D.W. Congdon said...

Clint,

I think there are a couple ways to ammend your statement so that it coheres with Jüngel's theology.

(1) "God cannot be thought outside of God's coming to humanity." Here we connect theological ontology to theological epistemology. God's self-revelation in Jesus Christ means that our knowledge of God is dependent upon and focused in the particular, concrete event of the cross. We cannot think about God apart from this divine event in which God identified Godself with a human person.

(2) "God chooses to be God with humanity as a human person." Here is how I would reformulate your original statement to correspond with Jüngel's theological ontology in God as the Mystery of the World. Jüngel makes the bold claim that God's being is in coming, a statement that goes beyond his explication of Barth's ontology of being-in-becoming. To say that God's being is in coming is to state that God goes from God, as God, and returns to God; this means that God's economic activity in relation to humanity and the world is somehow constitutive of God's own being. This is a rather radical claim, and here I would question some of the potential conclusions Jüngel opens up.

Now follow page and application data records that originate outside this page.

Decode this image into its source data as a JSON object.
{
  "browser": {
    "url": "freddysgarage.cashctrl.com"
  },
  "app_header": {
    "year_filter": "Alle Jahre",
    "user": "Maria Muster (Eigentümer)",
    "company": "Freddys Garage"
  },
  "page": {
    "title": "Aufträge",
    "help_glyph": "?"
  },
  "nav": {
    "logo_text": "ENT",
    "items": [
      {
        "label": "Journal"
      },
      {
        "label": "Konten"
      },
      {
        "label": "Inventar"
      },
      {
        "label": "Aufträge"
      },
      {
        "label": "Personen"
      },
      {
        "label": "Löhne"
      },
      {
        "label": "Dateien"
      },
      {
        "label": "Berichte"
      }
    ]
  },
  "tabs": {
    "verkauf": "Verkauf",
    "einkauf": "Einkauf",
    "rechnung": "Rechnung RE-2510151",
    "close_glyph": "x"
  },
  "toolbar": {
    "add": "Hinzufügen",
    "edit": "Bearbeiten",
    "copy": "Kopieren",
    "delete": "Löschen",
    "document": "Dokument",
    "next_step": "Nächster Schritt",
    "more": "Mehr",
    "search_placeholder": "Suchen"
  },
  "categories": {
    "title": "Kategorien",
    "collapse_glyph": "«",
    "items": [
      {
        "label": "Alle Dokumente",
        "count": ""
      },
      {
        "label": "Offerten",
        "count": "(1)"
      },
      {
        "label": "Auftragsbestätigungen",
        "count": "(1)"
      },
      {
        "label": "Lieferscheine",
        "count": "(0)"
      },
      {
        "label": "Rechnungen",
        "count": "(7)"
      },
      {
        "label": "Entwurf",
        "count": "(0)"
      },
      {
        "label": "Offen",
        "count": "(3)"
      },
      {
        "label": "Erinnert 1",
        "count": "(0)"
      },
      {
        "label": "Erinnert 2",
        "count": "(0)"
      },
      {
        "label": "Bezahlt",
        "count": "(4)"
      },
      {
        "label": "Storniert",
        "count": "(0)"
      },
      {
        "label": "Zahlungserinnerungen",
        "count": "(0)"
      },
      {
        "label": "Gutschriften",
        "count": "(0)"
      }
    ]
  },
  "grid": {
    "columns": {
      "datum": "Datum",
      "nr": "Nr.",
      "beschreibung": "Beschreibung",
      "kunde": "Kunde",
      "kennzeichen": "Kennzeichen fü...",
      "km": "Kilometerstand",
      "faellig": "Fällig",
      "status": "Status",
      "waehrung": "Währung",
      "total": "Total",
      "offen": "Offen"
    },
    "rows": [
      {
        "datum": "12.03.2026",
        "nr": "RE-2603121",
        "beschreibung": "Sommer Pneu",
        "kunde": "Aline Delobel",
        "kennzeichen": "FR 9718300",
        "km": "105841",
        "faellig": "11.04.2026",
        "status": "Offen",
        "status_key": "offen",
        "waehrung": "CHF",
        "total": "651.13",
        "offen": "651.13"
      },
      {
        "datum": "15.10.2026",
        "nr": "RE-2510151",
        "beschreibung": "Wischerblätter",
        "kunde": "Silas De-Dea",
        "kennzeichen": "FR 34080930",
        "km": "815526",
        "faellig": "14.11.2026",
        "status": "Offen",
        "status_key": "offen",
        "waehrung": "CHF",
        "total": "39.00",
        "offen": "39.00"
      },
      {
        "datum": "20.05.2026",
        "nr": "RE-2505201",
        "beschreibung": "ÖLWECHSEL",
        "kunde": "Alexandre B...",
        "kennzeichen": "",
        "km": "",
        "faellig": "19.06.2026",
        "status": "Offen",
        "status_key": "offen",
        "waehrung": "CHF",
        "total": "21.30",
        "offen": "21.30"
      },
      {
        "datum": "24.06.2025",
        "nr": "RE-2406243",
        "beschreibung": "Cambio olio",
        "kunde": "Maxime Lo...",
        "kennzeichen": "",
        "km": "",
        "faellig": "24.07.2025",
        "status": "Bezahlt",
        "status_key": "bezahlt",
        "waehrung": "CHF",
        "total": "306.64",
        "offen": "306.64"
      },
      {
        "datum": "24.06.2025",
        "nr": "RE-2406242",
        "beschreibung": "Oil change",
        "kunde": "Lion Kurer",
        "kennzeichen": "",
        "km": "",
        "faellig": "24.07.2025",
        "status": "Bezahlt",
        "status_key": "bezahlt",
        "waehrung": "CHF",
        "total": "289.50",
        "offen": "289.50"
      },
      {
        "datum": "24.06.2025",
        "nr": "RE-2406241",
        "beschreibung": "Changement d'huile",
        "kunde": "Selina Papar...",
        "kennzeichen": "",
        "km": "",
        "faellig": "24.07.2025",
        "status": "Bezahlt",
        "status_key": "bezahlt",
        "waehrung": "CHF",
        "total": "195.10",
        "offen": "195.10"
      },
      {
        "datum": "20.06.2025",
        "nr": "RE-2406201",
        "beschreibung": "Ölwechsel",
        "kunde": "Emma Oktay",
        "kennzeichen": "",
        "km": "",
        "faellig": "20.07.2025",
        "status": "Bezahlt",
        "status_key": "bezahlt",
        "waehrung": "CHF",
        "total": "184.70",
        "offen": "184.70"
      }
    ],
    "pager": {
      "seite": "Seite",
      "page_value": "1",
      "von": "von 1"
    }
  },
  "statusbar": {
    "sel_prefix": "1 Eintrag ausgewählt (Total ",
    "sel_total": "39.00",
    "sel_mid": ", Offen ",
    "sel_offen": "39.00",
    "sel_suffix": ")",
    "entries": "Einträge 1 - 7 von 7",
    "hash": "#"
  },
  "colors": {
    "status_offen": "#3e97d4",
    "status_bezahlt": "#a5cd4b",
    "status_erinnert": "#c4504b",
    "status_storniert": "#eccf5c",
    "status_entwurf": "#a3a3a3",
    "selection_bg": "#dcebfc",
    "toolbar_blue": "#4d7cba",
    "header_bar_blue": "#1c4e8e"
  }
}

But one thing I know for sure is that God's being-in-coming is entirely out of God's free love and is not necessary in any way. God is "more than necessary"; God is entirely self-determining. The coming of God is God's free decision for the sake of humanity. Jüngel would not support the ideas of process theology, which make God's involvement in space and time one of necessity. Such thinkers make God's own being necessarily wrapped in God's activity in the world, such that God is dependent upon the creaturely realm. Jüngel extricates himself from all process thought by insisting on God's independence and freedom, but we must always remember that we are not speaking of an abstract freedom-from but always the concrete and relational freedom-for.

In this regard, I think your concern is right. You may or may not be aware of the Molnar-McCormack debate over "grace and being," but I think you and I both stand with McCormack, who insists on understanding the freedom of God as freedom-for creation, election, salvation, etc. Molnar wishes to stress the immanent Trinity apart from the economic reality of God's involvement with humanity, and thus he tends toward an abstract freedom-from in which God could have chosen otherwise than to create, elect, etc. But in following McCormack (who follows Jüngel), I also insist, as they do, that God is never dependent upon those with whom God interacts. God is always and entirely God apart from creation. Freedom-for is still freedom, and not some necessity in which God cannot be God apart from humanity.

Clint said...

I'm not thinking so much of process thought (actually, I never think of process thought), as I am of the communicatio idiomatum, and the way Christ radicalizes the how we think of God. I will continue to ponder what you've written here (great reflections), but somehow I think they are arguing from ontology more than Trinity.